We met in midsummer 2001. He was barely six months old but already silver, deep-chested, long-legged, gregarious poodle, the smartest and most sensitive dog I have ever known. Here is how we looked back then. Two days ago we put him to rest in order to circumvent a cruel and painful death of another kind. A vicious tumor had undermined his lower jaw. He would have been fourteen this December. We called him Murphy.
All deaths are significant, those of animals (beloved or not) no less than those of humans. The fact of death is most commonly present to us as the loss of a single creature out of the aggregate of those present to us. It is this singleness that most discloses to us the mystery of the abundance of God, at whose heart is the blink of an eye and a vanishing. Murphy died in Kathleen’s arms without struggle and apparently without pain. It was as though a wind passed over him and he was gone.
He came to be called Murphy by an agreement of sorts. Kathleen had lost another beloved dog in early 2001. At that point in our relationship we commuted back and forth across the distance between Iowa City, where Kathleen was a professor at the University, and Denton, Texas, where I was beginning my final year of service before retirement from UNT. We planned marriage but had not yet done the deed.
Kathleen called me from a conference in Washington D. C. in late May that year to tell me that she had found a new dog. She described him to me and asked, “Can I keep him?” The question was pro forma, and I knew it. We were pretty sure of one another then. So I answered her question with a question. “What’s his name?” I asked. “Murphy,” she replied. He has been my constant companion since we all moved in together in late August, 2002. Here’s one of my favorite pictures of him perched on the bed in our bedroom.
Murphy had failed at the dog show game. His legs were too long. He had raccoon eyes. But he was built like a whippet and could run like one too. Besides a walk he had three gaits. He could leap into a full-out sprint off the back porch to chase a squirrel. He never caught one, but I was pretty sure he could have done but that the short distance between the porch and the back fence in our tiny city backyard didn’t allow him to get quite up to speed.
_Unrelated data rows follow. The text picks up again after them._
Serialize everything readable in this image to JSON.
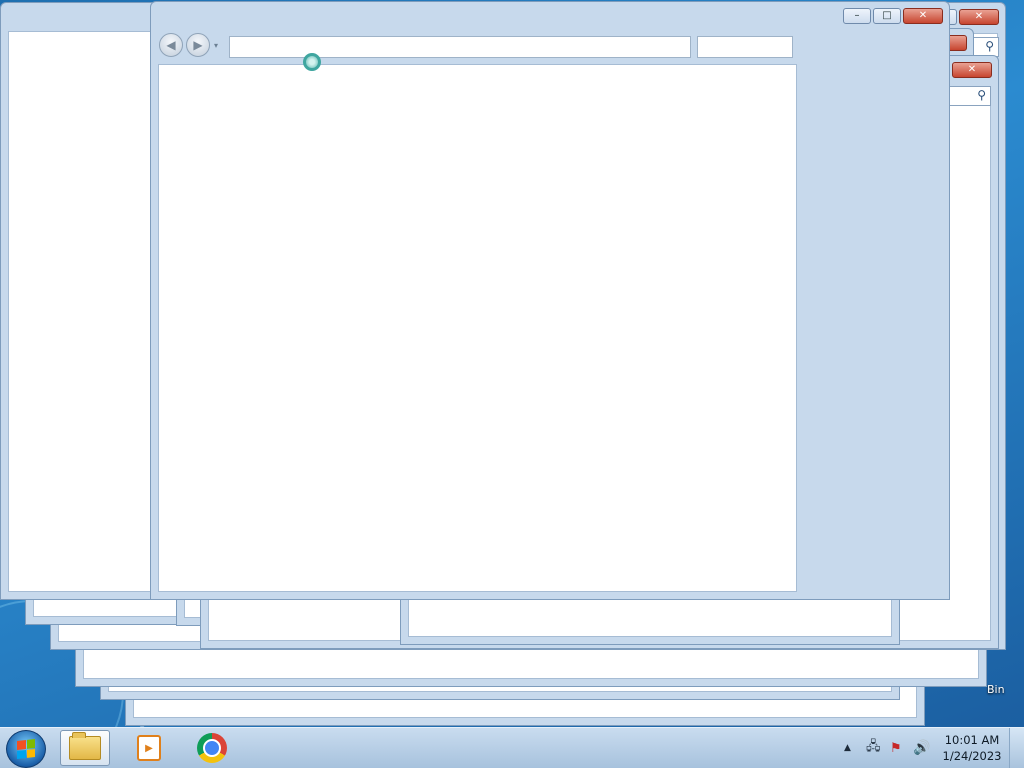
{
  "desktop": {
    "recycle_bin_label": "Bin"
  },
  "window_controls": {
    "minimize_glyph": "–",
    "maximize_glyph": "□",
    "close_glyph": "✕"
  },
  "search": {
    "icon": "search-icon",
    "glyph": "⚲"
  },
  "front_window": {
    "back_icon": "back-arrow-icon",
    "forward_icon": "forward-arrow-icon",
    "back_glyph": "◀",
    "forward_glyph": "▶",
    "history_dropdown_glyph": "▾",
    "address_value": "",
    "search_value": ""
  },
  "taskbar": {
    "start_icon": "windows-start-orb-icon",
    "pinned": [
      {
        "name": "windows-explorer",
        "icon": "folder-icon"
      },
      {
        "name": "media-player",
        "icon": "media-player-icon",
        "glyph": "▶"
      },
      {
        "name": "google-chrome",
        "icon": "chrome-icon"
      }
    ],
    "tray": {
      "show_hidden_glyph": "▲",
      "network_glyph": "🖧",
      "action_center_glyph": "⚑",
      "volume_glyph": "🔊"
    },
    "clock": {
      "time": "10:01 AM",
      "date": "1/24/2023"
    }
  },
  "colors": {
    "frame": "#c7d9ec",
    "close_button": "#c7452f",
    "taskbar": "#b8cfe6"
  }
}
He had a jaunty, devil-may-care trot too, that he usually adopted on the leash, but he revealed his true nature when he had a big space to run in. Our friend, Leslie, has a large (and beautiful) backyard in Iowa City, a bit like a second home to us and to Murphy. Countless times I have watched him, when we would arrive for a visit, sprint down the two-story back stairs with an abandon almost painful to see and race around and around Leslie’s yard, running by the fence at the perimeter, quickly settling into a long, soaring lope that he seemed to be able to continue almost indefinitely.
I shall not lack for good memories of Murphy to stand against the memory of the last illness that sapped his life. Among them will be the memory of his bony back against mine in the bed at night and the way he worked the room when we had guests. But since he has now entered the realm of my memories and those of others who knew him and with whom he shared his life, there is another sort of memory I want to memorialize.
We are told that dogs study us; study, particularly, our faces. I have watched Murphy study me for a sum of hours over the years and thought I could see in those raccoon eyes a thing worth my study as well. I speak now not of a study like the study of books or languages or science, but of something far more profound and unsentimental. Here are some lines about it that I found in Rilke’s Eighth Duino Elegy and made into a poem for him at the time I first realized Murphy had joined me in the community of aging. I close with them.
For Murphy, Growing Old
With all its eyes creation sees
an open space. Only our eyes invert,
entrap, surround free beings as they emerge.
What is outside, we know only from the gaze
of animals; already as young children we are
turned around, constrained to see backwards
to live among objects not in the open, which
in animal faces is so deep. Free from death
(only we see that) the animal has its demise
continually behind it and God before, perhaps—
the movement of its being wells up like a spring,
already in eternity.
Murphy Farrell/Long (December 12, 2000—July 28, 2014) RIP.